**Work to be completed**
Return each record shown below exactly, with none omitted.

┌─ Entries supplied

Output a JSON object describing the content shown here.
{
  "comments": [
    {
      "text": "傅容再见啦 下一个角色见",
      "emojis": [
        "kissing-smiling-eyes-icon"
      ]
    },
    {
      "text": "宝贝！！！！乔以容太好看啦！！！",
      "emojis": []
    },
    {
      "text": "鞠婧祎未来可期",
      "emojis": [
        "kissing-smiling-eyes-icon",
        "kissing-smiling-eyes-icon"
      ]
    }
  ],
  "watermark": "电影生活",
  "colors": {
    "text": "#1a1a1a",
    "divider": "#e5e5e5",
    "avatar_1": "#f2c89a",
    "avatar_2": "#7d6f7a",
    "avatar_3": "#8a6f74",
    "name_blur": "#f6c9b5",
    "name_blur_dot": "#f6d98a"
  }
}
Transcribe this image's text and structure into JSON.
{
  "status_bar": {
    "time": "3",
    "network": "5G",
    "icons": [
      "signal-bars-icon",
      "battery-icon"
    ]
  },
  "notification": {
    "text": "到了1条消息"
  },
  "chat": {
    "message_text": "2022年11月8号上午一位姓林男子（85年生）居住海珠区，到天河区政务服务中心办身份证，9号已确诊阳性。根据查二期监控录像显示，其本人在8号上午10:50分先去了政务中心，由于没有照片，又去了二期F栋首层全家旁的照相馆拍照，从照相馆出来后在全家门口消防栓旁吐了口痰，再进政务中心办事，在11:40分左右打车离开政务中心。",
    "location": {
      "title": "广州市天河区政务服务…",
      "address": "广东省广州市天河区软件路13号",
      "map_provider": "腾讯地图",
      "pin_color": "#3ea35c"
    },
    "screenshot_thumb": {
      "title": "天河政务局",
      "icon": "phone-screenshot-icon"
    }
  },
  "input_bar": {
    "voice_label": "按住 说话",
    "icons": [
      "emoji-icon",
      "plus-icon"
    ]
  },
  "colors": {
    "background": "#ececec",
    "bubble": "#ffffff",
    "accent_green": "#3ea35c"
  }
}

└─

**Exercise solution**
Output a JSON object describing the content shown here.
{
  "comments": [
    {
      "text": "傅容再见啦 下一个角色见",
      "emojis": [
        "kissing-smiling-eyes-icon"
      ]
    },
    {
      "text": "宝贝！！！！乔以容太好看啦！！！",
      "emojis": []
    },
    {
      "text": "鞠婧祎未来可期",
      "emojis": [
        "kissing-smiling-eyes-icon",
        "kissing-smiling-eyes-icon"
      ]
    }
  ],
  "watermark": "电影生活",
  "colors": {
    "text": "#1a1a1a",
    "divider": "#e5e5e5",
    "avatar_1": "#f2c89a",
    "avatar_2": "#7d6f7a",
    "avatar_3": "#8a6f74",
    "name_blur": "#f6c9b5",
    "name_blur_dot": "#f6d98a"
  }
}
Transcribe this image's text and structure into JSON.
{
  "status_bar": {
    "time": "3",
    "network": "5G",
    "icons": [
      "signal-bars-icon",
      "battery-icon"
    ]
  },
  "notification": {
    "text": "到了1条消息"
  },
  "chat": {
    "message_text": "2022年11月8号上午一位姓林男子（85年生）居住海珠区，到天河区政务服务中心办身份证，9号已确诊阳性。根据查二期监控录像显示，其本人在8号上午10:50分先去了政务中心，由于没有照片，又去了二期F栋首层全家旁的照相馆拍照，从照相馆出来后在全家门口消防栓旁吐了口痰，再进政务中心办事，在11:40分左右打车离开政务中心。",
    "location": {
      "title": "广州市天河区政务服务…",
      "address": "广东省广州市天河区软件路13号",
      "map_provider": "腾讯地图",
      "pin_color": "#3ea35c"
    },
    "screenshot_thumb": {
      "title": "天河政务局",
      "icon": "phone-screenshot-icon"
    }
  },
  "input_bar": {
    "voice_label": "按住 说话",
    "icons": [
      "emoji-icon",
      "plus-icon"
    ]
  },
  "colors": {
    "background": "#ececec",
    "bubble": "#ffffff",
    "accent_green": "#3ea35c"
  }
}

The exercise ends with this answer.